**Records contained in a dataset:**
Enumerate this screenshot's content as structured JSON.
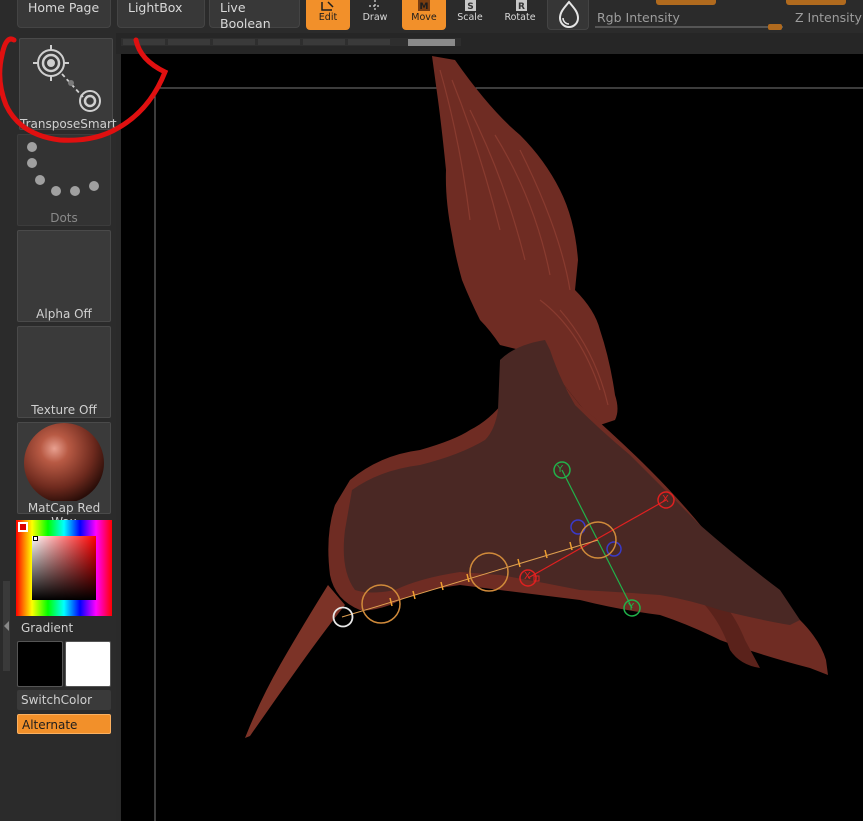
{
  "top_tabs": {
    "home": "Home Page",
    "lightbox": "LightBox",
    "live_boolean": "Live Boolean"
  },
  "tools": {
    "edit": "Edit",
    "draw": "Draw",
    "move": "Move",
    "scale": "Scale",
    "rotate": "Rotate"
  },
  "sliders": {
    "rgb_intensity": "Rgb Intensity",
    "z_intensity": "Z Intensity"
  },
  "tray": {
    "transpose_label": "TransposeSmart",
    "dots_label": "Dots",
    "alpha_label": "Alpha Off",
    "texture_label": "Texture Off",
    "material_label": "MatCap Red Wax",
    "gradient_label": "Gradient",
    "switchcolor_label": "SwitchColor",
    "alternate_label": "Alternate"
  },
  "gizmo": {
    "y_top": "Y",
    "y_bottom": "Y",
    "x_right": "X",
    "x_left": "X"
  },
  "colors": {
    "accent": "#f2902a",
    "annotation": "#e01010",
    "model": "#6b2a22",
    "cavity": "#4a2824",
    "main_color": "#000000",
    "secondary_color": "#ffffff"
  }
}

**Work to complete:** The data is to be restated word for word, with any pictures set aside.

**Solution to this problem:**
Enumerate this screenshot's content as structured JSON.
{
  "top_tabs": {
    "home": "Home Page",
    "lightbox": "LightBox",
    "live_boolean": "Live Boolean"
  },
  "tools": {
    "edit": "Edit",
    "draw": "Draw",
    "move": "Move",
    "scale": "Scale",
    "rotate": "Rotate"
  },
  "sliders": {
    "rgb_intensity": "Rgb Intensity",
    "z_intensity": "Z Intensity"
  },
  "tray": {
    "transpose_label": "TransposeSmart",
    "dots_label": "Dots",
    "alpha_label": "Alpha Off",
    "texture_label": "Texture Off",
    "material_label": "MatCap Red Wax",
    "gradient_label": "Gradient",
    "switchcolor_label": "SwitchColor",
    "alternate_label": "Alternate"
  },
  "gizmo": {
    "y_top": "Y",
    "y_bottom": "Y",
    "x_right": "X",
    "x_left": "X"
  },
  "colors": {
    "accent": "#f2902a",
    "annotation": "#e01010",
    "model": "#6b2a22",
    "cavity": "#4a2824",
    "main_color": "#000000",
    "secondary_color": "#ffffff"
  }
}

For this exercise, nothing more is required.